### [Your assignment]
Write out each line of the material below exactly as given.

### [Data records]
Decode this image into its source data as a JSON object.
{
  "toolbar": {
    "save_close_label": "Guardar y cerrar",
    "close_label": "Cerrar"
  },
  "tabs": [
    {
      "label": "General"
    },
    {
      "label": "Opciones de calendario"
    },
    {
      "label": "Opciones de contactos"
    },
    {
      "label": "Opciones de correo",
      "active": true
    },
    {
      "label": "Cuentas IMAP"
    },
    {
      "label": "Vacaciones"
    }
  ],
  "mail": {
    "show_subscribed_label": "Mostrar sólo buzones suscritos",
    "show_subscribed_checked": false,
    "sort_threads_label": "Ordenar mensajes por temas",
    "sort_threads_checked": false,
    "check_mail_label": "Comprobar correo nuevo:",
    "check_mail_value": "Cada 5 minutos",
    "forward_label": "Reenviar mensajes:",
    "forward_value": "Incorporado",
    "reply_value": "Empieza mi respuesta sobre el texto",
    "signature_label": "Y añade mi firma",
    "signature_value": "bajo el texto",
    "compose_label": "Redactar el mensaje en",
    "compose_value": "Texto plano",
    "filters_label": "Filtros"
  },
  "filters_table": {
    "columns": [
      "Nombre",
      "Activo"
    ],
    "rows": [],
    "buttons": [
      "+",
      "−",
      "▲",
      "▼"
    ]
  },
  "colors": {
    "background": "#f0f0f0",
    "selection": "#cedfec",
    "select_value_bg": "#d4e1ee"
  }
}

### [Reply to the exercise]
Decode this image into its source data as a JSON object.
{
  "toolbar": {
    "save_close_label": "Guardar y cerrar",
    "close_label": "Cerrar"
  },
  "tabs": [
    {
      "label": "General"
    },
    {
      "label": "Opciones de calendario"
    },
    {
      "label": "Opciones de contactos"
    },
    {
      "label": "Opciones de correo",
      "active": true
    },
    {
      "label": "Cuentas IMAP"
    },
    {
      "label": "Vacaciones"
    }
  ],
  "mail": {
    "show_subscribed_label": "Mostrar sólo buzones suscritos",
    "show_subscribed_checked": false,
    "sort_threads_label": "Ordenar mensajes por temas",
    "sort_threads_checked": false,
    "check_mail_label": "Comprobar correo nuevo:",
    "check_mail_value": "Cada 5 minutos",
    "forward_label": "Reenviar mensajes:",
    "forward_value": "Incorporado",
    "reply_value": "Empieza mi respuesta sobre el texto",
    "signature_label": "Y añade mi firma",
    "signature_value": "bajo el texto",
    "compose_label": "Redactar el mensaje en",
    "compose_value": "Texto plano",
    "filters_label": "Filtros"
  },
  "filters_table": {
    "columns": [
      "Nombre",
      "Activo"
    ],
    "rows": [],
    "buttons": [
      "+",
      "−",
      "▲",
      "▼"
    ]
  },
  "colors": {
    "background": "#f0f0f0",
    "selection": "#cedfec",
    "select_value_bg": "#d4e1ee"
  }
}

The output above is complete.